No doubt, a lot of us have been monitoring the Myanmar situation. In general, I've got mixed feelings about disaster relief. Within my circles, I know lots of people that would drop everything to be part of the rescue. That's really admirable, passion like that is contagious and we are called to be a part of rescuing humanity. On the flip side, disaster relief is so complex, I have to think that unless you have some really specific training and expertise, you are just going to be in the way. Passion is great, but it doesn't replace understanding what needs to happen in a situation like Myanmar or Katrina or the tsunami - safe disposal of the bodies, water treatment, reconstruction, distribution of food and water, grief and stress counseling. This also requires understanding the macro picture of this situation - resource poor localities, a very different form of government, the context of people related to the ladder of economic development. Of course, these lists can go on and on.
In other words, I would probably advocate only the well trained go into a situation like that, while the rest of us who are passionate about mankind continue to pray, watch and send - specifically sending the right people.

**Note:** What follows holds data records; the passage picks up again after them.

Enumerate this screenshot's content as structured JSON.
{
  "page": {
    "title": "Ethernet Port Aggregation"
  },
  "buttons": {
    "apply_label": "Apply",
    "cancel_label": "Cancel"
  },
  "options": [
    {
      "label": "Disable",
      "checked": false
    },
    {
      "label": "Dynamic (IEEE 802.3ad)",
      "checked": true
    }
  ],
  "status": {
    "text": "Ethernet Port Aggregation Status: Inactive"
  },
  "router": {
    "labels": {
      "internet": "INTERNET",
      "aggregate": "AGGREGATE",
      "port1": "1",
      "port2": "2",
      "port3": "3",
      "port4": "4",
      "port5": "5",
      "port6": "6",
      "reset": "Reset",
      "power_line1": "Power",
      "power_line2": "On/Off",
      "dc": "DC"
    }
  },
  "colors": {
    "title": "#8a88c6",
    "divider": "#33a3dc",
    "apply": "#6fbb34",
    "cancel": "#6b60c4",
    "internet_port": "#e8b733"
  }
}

But what I'm also saying is that if you feel yourself drawn towards situations like this, go get some experience. Buy a water filter and figure out how to use it. Take a class in post traumatic stress. Invent large scale logistical problems with your friends for fun and profit. Get a degree in international development or medicine. Then the next time, and there certainly will be a next time, go with the confidence that you've got something that will really help.
Some current resources with regard to Myanmar:
Comments on where to give at TallSkinnyKiwi
Rudy on WorldVision, where he serves as a board member. [Rudy also hosted our SPACE 2006 LA team.]
Joel Vestal from ServLife